A number of solutions have been proposed. A first set of alternatives would maintain the Delta in its current homogeneous freshwater state. The second would return the Delta to a heterogeneous mixed salt water-fresh water body, and would serve in the Delta's current water-supply with a series of aqueducts.
The Contra Costa County Public Works Department is working with the California Coastal Commission and the Department of Boating and Waterways to protect the drinking water quality, prevent pollution, and promote the environmental health of the Delta.
A strong movement is emerging to construct a Peripheral Canal to redirect water flowing from the Sacramento and San Joaquin rivers directly to man-made aqueducts headed south and west. Senator Diane Feinstein and former Governor Arnold Schwarzenegger both declared their support for such a project.
All solutions, however, aim to produce a Delta which simultaneously supports a vibrant ecosystem and continues to supply fresh water to the Central Valley Project, the State Water Project and the Bay Area.

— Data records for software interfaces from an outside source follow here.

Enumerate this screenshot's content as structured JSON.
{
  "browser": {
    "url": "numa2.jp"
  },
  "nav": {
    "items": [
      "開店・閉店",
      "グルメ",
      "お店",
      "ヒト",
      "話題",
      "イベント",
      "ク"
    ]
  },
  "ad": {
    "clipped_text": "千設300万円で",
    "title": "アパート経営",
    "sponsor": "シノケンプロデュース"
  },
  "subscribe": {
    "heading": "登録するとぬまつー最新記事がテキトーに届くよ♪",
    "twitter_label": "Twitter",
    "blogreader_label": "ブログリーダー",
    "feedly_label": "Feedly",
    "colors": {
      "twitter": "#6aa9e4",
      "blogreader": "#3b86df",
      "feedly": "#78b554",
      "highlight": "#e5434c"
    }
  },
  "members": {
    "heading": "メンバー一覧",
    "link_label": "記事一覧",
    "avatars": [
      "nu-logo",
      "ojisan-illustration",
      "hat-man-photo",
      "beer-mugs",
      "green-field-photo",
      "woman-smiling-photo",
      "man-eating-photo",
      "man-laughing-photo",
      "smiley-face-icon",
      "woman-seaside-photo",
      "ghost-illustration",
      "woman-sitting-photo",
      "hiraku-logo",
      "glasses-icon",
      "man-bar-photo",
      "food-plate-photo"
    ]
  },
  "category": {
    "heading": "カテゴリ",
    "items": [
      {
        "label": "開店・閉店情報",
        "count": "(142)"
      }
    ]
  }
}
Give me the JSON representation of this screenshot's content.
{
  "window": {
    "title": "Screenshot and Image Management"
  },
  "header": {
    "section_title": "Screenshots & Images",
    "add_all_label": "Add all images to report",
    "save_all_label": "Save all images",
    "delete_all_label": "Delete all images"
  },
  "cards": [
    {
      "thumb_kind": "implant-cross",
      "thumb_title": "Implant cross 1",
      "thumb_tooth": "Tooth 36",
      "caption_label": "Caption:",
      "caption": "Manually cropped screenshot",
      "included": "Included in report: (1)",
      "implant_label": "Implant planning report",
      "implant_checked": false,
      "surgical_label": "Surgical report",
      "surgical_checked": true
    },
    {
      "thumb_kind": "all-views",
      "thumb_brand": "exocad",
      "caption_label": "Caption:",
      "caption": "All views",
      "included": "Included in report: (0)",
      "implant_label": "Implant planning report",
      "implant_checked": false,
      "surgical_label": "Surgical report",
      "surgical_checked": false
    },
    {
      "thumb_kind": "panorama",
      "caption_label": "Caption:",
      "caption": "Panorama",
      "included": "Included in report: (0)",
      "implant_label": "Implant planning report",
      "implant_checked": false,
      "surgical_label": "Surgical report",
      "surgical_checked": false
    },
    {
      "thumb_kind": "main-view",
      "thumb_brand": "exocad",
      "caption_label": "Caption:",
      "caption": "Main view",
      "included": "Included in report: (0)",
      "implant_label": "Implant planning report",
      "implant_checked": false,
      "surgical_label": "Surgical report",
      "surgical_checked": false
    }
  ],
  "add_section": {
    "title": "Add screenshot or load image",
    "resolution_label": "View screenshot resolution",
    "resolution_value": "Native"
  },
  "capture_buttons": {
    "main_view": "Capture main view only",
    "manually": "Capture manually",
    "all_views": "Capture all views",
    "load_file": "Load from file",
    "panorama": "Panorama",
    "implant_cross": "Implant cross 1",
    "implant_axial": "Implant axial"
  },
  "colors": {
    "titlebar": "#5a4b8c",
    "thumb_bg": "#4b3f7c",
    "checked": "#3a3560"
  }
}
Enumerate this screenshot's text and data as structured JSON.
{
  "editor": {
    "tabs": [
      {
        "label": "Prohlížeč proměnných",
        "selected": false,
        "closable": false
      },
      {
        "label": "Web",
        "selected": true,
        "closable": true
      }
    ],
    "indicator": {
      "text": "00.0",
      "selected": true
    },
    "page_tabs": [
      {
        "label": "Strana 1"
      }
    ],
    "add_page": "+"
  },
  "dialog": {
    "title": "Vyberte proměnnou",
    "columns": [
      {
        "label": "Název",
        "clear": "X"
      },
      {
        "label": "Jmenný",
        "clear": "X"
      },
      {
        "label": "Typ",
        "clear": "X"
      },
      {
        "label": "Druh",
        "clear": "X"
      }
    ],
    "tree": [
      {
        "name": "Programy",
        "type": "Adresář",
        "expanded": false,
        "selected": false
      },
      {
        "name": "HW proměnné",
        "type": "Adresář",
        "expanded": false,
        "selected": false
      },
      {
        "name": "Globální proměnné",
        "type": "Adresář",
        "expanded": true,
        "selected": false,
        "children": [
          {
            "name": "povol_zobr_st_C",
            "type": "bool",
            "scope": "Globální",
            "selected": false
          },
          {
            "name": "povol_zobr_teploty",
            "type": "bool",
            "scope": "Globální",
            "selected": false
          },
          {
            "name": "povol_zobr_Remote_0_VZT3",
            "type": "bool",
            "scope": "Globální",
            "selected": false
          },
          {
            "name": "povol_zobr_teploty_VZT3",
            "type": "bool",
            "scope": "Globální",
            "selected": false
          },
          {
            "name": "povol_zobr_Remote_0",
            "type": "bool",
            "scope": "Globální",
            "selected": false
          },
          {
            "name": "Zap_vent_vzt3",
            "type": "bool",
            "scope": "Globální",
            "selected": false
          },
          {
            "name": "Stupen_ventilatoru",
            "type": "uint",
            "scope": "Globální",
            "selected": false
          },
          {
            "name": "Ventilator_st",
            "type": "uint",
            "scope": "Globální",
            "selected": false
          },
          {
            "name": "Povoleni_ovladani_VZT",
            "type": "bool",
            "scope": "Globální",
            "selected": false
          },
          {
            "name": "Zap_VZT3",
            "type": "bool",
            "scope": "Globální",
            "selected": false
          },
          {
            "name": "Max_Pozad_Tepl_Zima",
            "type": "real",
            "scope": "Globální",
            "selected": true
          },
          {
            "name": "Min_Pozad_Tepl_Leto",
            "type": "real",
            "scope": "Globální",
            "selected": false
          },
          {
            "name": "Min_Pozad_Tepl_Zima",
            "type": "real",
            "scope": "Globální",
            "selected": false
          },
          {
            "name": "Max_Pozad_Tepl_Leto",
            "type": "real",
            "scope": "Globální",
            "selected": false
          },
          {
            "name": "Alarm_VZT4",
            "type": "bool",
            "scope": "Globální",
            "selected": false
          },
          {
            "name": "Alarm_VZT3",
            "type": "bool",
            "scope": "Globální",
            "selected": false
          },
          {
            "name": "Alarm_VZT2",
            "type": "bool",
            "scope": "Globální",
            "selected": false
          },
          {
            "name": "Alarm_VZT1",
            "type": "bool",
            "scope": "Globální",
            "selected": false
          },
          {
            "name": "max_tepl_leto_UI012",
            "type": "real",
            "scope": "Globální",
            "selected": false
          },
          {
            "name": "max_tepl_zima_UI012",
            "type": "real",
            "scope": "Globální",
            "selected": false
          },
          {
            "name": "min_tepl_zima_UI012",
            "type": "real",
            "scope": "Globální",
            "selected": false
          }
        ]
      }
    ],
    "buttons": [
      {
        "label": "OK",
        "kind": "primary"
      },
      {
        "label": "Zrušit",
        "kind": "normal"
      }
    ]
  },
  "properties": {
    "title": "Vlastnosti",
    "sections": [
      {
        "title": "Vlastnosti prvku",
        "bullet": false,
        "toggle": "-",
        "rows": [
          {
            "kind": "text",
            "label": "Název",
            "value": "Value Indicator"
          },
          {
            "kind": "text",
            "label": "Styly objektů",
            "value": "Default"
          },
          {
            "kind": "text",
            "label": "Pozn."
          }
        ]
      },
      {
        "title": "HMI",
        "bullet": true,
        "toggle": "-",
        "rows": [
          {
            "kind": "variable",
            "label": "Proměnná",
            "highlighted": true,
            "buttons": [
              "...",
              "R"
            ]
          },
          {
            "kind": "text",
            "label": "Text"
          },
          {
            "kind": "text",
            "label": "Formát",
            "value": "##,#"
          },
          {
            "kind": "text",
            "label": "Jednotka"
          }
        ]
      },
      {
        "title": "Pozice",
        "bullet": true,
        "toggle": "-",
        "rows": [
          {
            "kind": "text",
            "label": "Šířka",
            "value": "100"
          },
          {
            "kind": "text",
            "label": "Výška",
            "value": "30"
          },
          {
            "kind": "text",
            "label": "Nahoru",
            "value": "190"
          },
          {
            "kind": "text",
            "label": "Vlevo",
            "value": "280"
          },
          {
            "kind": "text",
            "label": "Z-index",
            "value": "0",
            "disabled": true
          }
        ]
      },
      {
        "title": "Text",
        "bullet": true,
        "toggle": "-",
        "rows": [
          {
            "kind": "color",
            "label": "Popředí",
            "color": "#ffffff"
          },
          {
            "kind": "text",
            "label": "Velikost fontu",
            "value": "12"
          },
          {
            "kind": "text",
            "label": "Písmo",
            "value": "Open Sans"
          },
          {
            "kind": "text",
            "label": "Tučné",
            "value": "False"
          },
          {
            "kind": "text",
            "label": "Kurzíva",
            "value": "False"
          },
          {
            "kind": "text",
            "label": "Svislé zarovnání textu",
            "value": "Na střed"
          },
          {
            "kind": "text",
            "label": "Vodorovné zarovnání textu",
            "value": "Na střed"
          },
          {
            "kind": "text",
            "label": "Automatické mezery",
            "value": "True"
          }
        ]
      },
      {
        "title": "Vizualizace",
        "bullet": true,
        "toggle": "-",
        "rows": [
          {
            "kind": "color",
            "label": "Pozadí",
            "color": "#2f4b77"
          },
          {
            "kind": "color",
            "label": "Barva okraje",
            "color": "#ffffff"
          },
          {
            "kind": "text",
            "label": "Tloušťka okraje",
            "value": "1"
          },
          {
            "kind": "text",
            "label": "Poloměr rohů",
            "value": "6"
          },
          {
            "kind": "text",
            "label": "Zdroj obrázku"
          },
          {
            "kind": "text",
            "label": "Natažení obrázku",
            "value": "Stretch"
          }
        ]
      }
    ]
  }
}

In April 2009, the Sacramento River Delta was declared the nation's most endangered waterway system by the environmental group American Rivers, due to water shortages caused by the Delta's environmental problems, declining fish populations and aging levees, among other problems.
- State Water Resources Control Board Water Quality Control Policy for the Enclosed Bays and Estuaries of California (1974) State of California
- Bay Delta Blog (Sept. 20, 2009). "Bay-Delta: Levees, Climate Change, and Water Quality". Retrieved Apr. 29, 2010.
- "Levee Failures in the Sacramento-San Joaquin River Delta". Department of Water Resources, State of California. Retrieved 2012-08-20.
- KQED blog post: Three Delta Disasters that Could Disrupt California’s Water Supply
- Sustainable Water and Environmental Management in the California Bay-Delta, National Academies Press 2012, 
- World Socialist Web Site: One earthquake could leave two-thirds of Californians without drinking water, November 2005.
- CALFED: Delta Flood Risk
- "Keep the Delta Clean, Clean Boating Program (California Coastal Commission and California. Dept. of Boating and Waterways". Coastal.ca.gov. Retrieved 2012-08-20.
- "Dealing with the Delta: Envisioning Futures, Finding Solutions" (PDF). Retrieved 2012-08-20.
- [dead link]
- California Delta Chambers and Visitors Bureau
- Delta Wetlands Project
- Sacramento-San Joaquin Delta Atlas at California Department of Water Resources
- What is this place called the Delta? (slideshow)
- Delta Waterways at California Department of Water Resources
- SFGate: Deluge in the Delta (4 Jun 2004)
- Cnet -- Visiting SF Bay (and delta) in a warehouse. Article by Daniel Terdimen, photos by James Martin, Cnet News, Aug 27, 2007
- Cnet -- Barge-scale cleanup in California waterways (photos), by James Martin, March 20, 2010
- Cnet -- Engineering a massive cleanup of toxic waterways (photos), by James Martin, March 20, 2010
- San Joaquin Delta Land Reclamation Photographs, ca. 1904-1907, The Bancroft Library